The truth was, I had hit a point where I did not care if I lived or died.
While I was still able to do my day to day job during – and I even take a little pride in the fact that I was able to keep what was going on secret from my cast – things were really, really bad. Finally, the infection got so bad I went to a doctor. That doctor freaked out a bit on me. I was given directions that I was not to be left alone, in case things were to get any worse (and there was a real possibility it would). Instead, I tried to stay alone as much as possible…
But I could not hide how bad the infection was getting from my significant other – even over the phone – and she, being someone who could recognize the Black Dog, made me do things to get back to taking care of myself. And I did…
Of course, it was not over — though I did survive the infection (wow – do I have a bunch of scar tissue, though…). I even “got back on the horse,” doing that act successfully a few more times before quietly retiring from my repertoire for a variety of issues. Put a pin in that.**
SO – you need to take care of yourself: body and mind! A problem with one can easily slide into a problem with the other. You need to stay up on where you are as an artist, a performer, and as a person. Life/work balance is hard for everyone. An injury or illness can set you back – but it does not need to stop you.
Remember this is not advice coming from some out-of-touch asshole in an ivory tower (or mansion) somewhere who does not know what he is talking about – who is looking down on you for feeling what you are feeling.. This is coming from someone who is in the trenches even now, struggling to keep his head up and above the black water. Someone who has been right where you are – and is still telling you, “you can do it.”
So get up from behind the glowing screen. Get a shower. Put on some clean clothes. Get some exercise, even just walking outside a bit. Read a book you enjoy – not just one for work. Find a non-job-related hobby. Get some friends who are not in the industry. Spend some quality time with your family.
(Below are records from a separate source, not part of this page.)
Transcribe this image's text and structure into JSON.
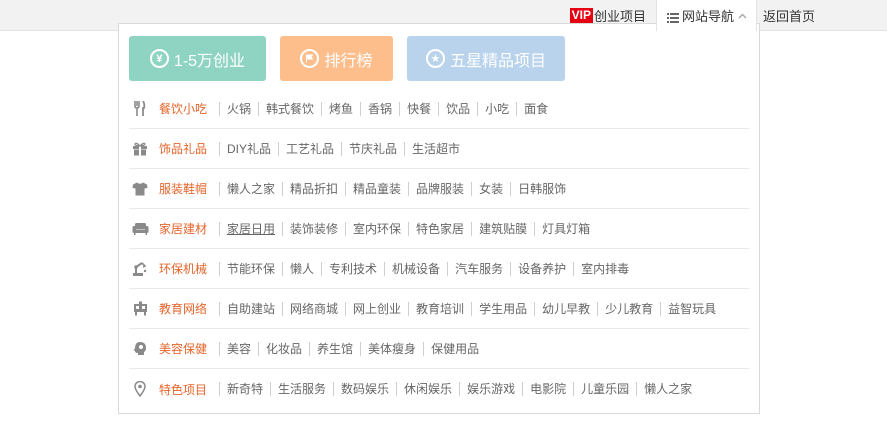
{
  "topnav": {
    "vip_badge": "VIP",
    "vip_label": "创业项目",
    "nav_label": "网站导航",
    "home_label": "返回首页"
  },
  "buttons": [
    {
      "label": "1-5万创业",
      "icon": "yen-icon",
      "color": "#8fd4c3"
    },
    {
      "label": "排行榜",
      "icon": "flag-icon",
      "color": "#fdbe8c"
    },
    {
      "label": "五星精品项目",
      "icon": "star-icon",
      "color": "#b9d3ec"
    }
  ],
  "categories": [
    {
      "name": "餐饮小吃",
      "icon": "fork-knife-icon",
      "links": [
        "火锅",
        "韩式餐饮",
        "烤鱼",
        "香锅",
        "快餐",
        "饮品",
        "小吃",
        "面食"
      ]
    },
    {
      "name": "饰品礼品",
      "icon": "gift-icon",
      "links": [
        "DIY礼品",
        "工艺礼品",
        "节庆礼品",
        "生活超市"
      ]
    },
    {
      "name": "服装鞋帽",
      "icon": "shirt-icon",
      "links": [
        "懒人之家",
        "精品折扣",
        "精品童装",
        "品牌服装",
        "女装",
        "日韩服饰"
      ]
    },
    {
      "name": "家居建材",
      "icon": "sofa-icon",
      "links": [
        "家居日用",
        "装饰装修",
        "室内环保",
        "特色家居",
        "建筑贴膜",
        "灯具灯箱"
      ]
    },
    {
      "name": "环保机械",
      "icon": "machine-icon",
      "links": [
        "节能环保",
        "懒人",
        "专利技术",
        "机械设备",
        "汽车服务",
        "设备养护",
        "室内排毒"
      ]
    },
    {
      "name": "教育网络",
      "icon": "education-icon",
      "links": [
        "自助建站",
        "网络商城",
        "网上创业",
        "教育培训",
        "学生用品",
        "幼儿早教",
        "少儿教育",
        "益智玩具"
      ]
    },
    {
      "name": "美容保健",
      "icon": "beauty-icon",
      "links": [
        "美容",
        "化妆品",
        "养生馆",
        "美体瘦身",
        "保健用品"
      ]
    },
    {
      "name": "特色项目",
      "icon": "location-pin-icon",
      "links": [
        "新奇特",
        "生活服务",
        "数码娱乐",
        "休闲娱乐",
        "娱乐游戏",
        "电影院",
        "儿童乐园",
        "懒人之家"
      ]
    }
  ],
  "colors": {
    "category": "#e6642a",
    "vip": "#e60012"
  }
}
Turn your phone, messenger, and social media to quite (or off). Live your life.
Listen to your body and your mind – and take care of yourself. You are the only you you have.
*Pin #1: So the issue of the Black Dog, however, was not over. While I got things “back to normal” for a time – my dark times got deeper every time until, finally, my amazing family stepped in and made me get some help. That help included medication and therapy (much to the annoyance of Scientologists everywhere, I am sure) – and a close watch on me for quite a while.
During a lot interviews and therapy, with frank, no bullshit conversation between me and a series of professionals, we were able to determine the truth: I had been suffering severe depression since I was a child. Tracking back various incidents and whatever, a significant diagnosis was made. Why was it not before that? Well – when I was a kid, the general treatment for problems was to blame the kid for “trying to get attention.” While I had undergone some treatments during college and grad school – it was insufficient, at best.
But, now, I am working on it.
**Pin #2: There are a variety of reasons to stop doing an act. A big part is the balance between the danger and the audience reaction. If you are not getting a decent enough reaction in comparison to the danger you are undergoing – there is really no viable reason to continue that risk. Then, sometimes, the act does not really fit with the character – or what the show is trying to accomplish.
And, sometimes, you should really have more consideration for your long-term goals. This is something I hope to address in the scheduled post for next week, 2/19/2018: Fame Is Fleeting